[Web page and app entries]
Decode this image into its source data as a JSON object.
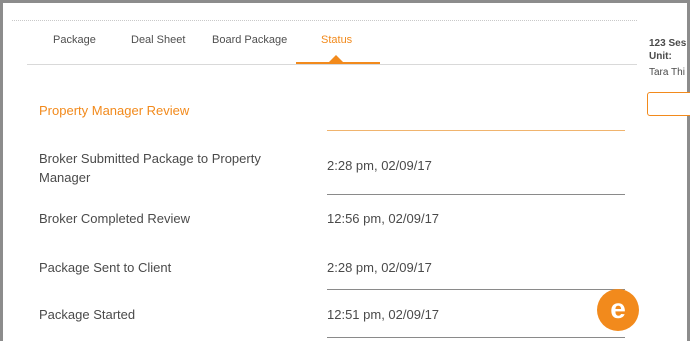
{
  "tabs": [
    {
      "label": "Package"
    },
    {
      "label": "Deal Sheet"
    },
    {
      "label": "Board Package"
    },
    {
      "label": "Status",
      "active": true
    }
  ],
  "side_panel": {
    "title": "123 Ses",
    "unit_label": "Unit:",
    "person": "Tara Thi"
  },
  "section": {
    "title": "Property Manager Review"
  },
  "rows": [
    {
      "label": "Broker Submitted Package to Property Manager",
      "value": "2:28 pm, 02/09/17"
    },
    {
      "label": "Broker Completed Review",
      "value": "12:56 pm, 02/09/17"
    },
    {
      "label": "Package Sent to Client",
      "value": "2:28 pm, 02/09/17"
    },
    {
      "label": "Package Started",
      "value": "12:51 pm, 02/09/17"
    }
  ],
  "badge": {
    "letter": "e",
    "color": "#f28a1c"
  },
  "colors": {
    "accent": "#f28a1c",
    "text": "#4a4a4a",
    "frame": "#8c8c8c"
  }
}
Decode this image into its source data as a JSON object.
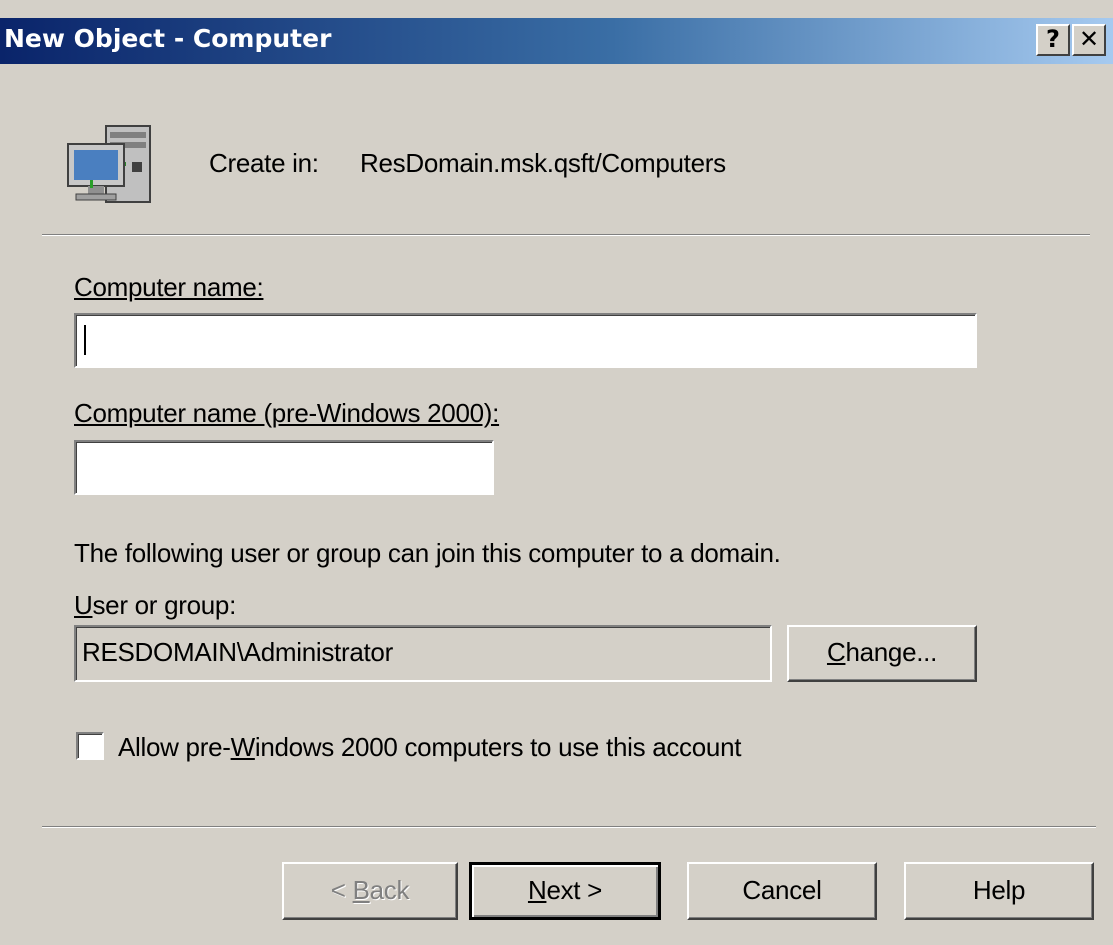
{
  "window": {
    "title": "New Object - Computer",
    "help_label": "?",
    "close_label": "✕"
  },
  "header": {
    "create_in_label": "Create in:",
    "create_in_path": "ResDomain.msk.qsft/Computers"
  },
  "form": {
    "computer_name_label": "Computer name:",
    "computer_name_value": "",
    "pre2000_label": "Computer name (pre-Windows 2000):",
    "pre2000_value": "",
    "join_info": "The following user or group can join this computer to a domain.",
    "user_group_label": "User or group:",
    "user_group_value": "RESDOMAIN\\Administrator",
    "change_button": "Change...",
    "allow_pre2000_label": "Allow pre-Windows 2000 computers to use this account",
    "allow_pre2000_checked": false
  },
  "buttons": {
    "back": "< Back",
    "next": "Next >",
    "cancel": "Cancel",
    "help": "Help"
  }
}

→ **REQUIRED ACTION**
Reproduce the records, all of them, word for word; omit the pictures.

→ **ANSWER BELOW**
Decode this image into its source data as a JSON object.
{
  "tabs": [
    {
      "label": "Package"
    },
    {
      "label": "Deal Sheet"
    },
    {
      "label": "Board Package"
    },
    {
      "label": "Status",
      "active": true
    }
  ],
  "side_panel": {
    "title": "123 Ses",
    "unit_label": "Unit:",
    "person": "Tara Thi"
  },
  "section": {
    "title": "Property Manager Review"
  },
  "rows": [
    {
      "label": "Broker Submitted Package to Property Manager",
      "value": "2:28 pm, 02/09/17"
    },
    {
      "label": "Broker Completed Review",
      "value": "12:56 pm, 02/09/17"
    },
    {
      "label": "Package Sent to Client",
      "value": "2:28 pm, 02/09/17"
    },
    {
      "label": "Package Started",
      "value": "12:51 pm, 02/09/17"
    }
  ],
  "badge": {
    "letter": "e",
    "color": "#f28a1c"
  },
  "colors": {
    "accent": "#f28a1c",
    "text": "#4a4a4a",
    "frame": "#8c8c8c"
  }
}
Decode this image into its source data as a JSON object.
{
  "window": {
    "title": "New Object - Computer",
    "help_label": "?",
    "close_label": "✕"
  },
  "header": {
    "create_in_label": "Create in:",
    "create_in_path": "ResDomain.msk.qsft/Computers"
  },
  "form": {
    "computer_name_label": "Computer name:",
    "computer_name_value": "",
    "pre2000_label": "Computer name (pre-Windows 2000):",
    "pre2000_value": "",
    "join_info": "The following user or group can join this computer to a domain.",
    "user_group_label": "User or group:",
    "user_group_value": "RESDOMAIN\\Administrator",
    "change_button": "Change...",
    "allow_pre2000_label": "Allow pre-Windows 2000 computers to use this account",
    "allow_pre2000_checked": false
  },
  "buttons": {
    "back": "< Back",
    "next": "Next >",
    "cancel": "Cancel",
    "help": "Help"
  }
}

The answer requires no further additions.